A cave painting in Indonesia portraying a hunt might be the oldest recorded story in human history. The scene — discovered in 2017 and now dated to at least 43,900 years ago — is more than 20,000 years older than depictions of clear narrative scenes in cave art from Europe, such as those found in the Lascaux Cave in France. One panel (pictured) from the Indonesian cave on Sulawesi shows a buffalo called an anoa being hunted by smaller figures that might be human–animal chimaeras. Such figures, also known as therianthropes, point to a human capacity to imagine and depict objects that do not exist in the natural world, says Adam Brumm, an archaeologist at Griffith University in Brisbane, Australia, whose team described the art (M. Aubert et al. Nature; 2019). Previously, the oldest-known therianthrope was a 40,000-year-old human–lion ivory statue from Germany. The Sulawesi cave and its paintings were found by a local archaeologist and caver named Hamrullah. “We’ve seen hundreds of rock art sites in this region but we’ve never seen anything like a hunting scene,” adds Brumm.

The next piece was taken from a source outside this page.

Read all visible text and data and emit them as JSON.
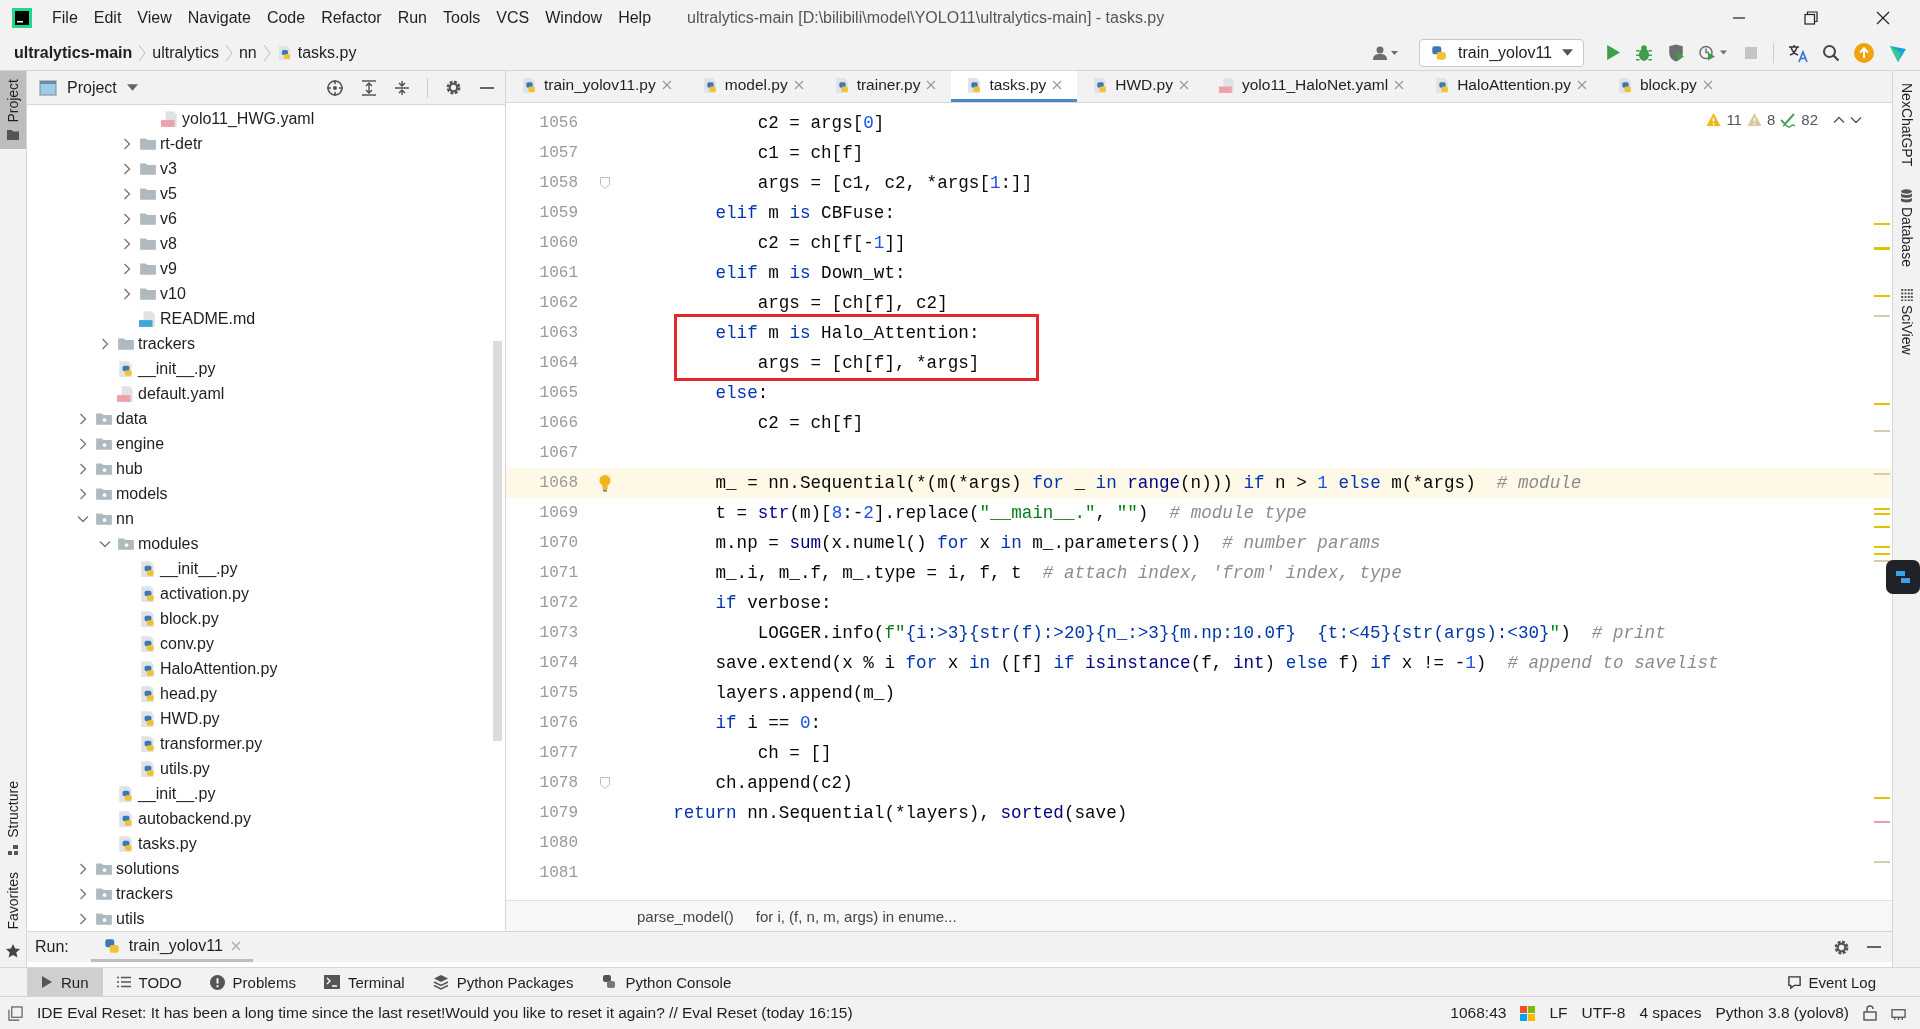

Sulawesi hunting scene.

The painting might be the oldest recorded story in human history.Credit: Ratno Sardi

NASA images reveal crashed Indian Moon lander

Images from NASA’s Lunar Reconnaissance Orbiter have been used to confirm the final resting place of India’s Moon lander, Vikram. The country’s space agency lost contact with the craft just moments before it was supposed to touch down on 7 September.

A few days later, the Indian Space Research Organisation said it had located the lander, but did not release any images of the site.

Just over two weeks after the mishap, the team that manages the Lunar Reconnaissance Orbiter’s camera posted on its website an image of Vikram’s intended landing site near the lunar south pole. It was then contacted by an engineer in Chennai, Shanmuga Subramanian, who had spotted features in the image that looked like debris.

The team was able to confirm that the features were debris from the craft by comparing a more detailed image taken before the landing with photos taken after. The photos reveal a large crater from the main impact and a trail of debris spread across several kilometres.

Vikram was supposed to touch down and explore the area nearby.

The craft was India’s first attempt to ‘soft’ land on the Moon, as part of the Chandrayaan-2 mission.

Pragyan Rover mounted on the ramp projecting from out of the sides of Vikram lander

India's Moon lander, Vikram, carried a small 4-wheeled rover.Credit: ISRO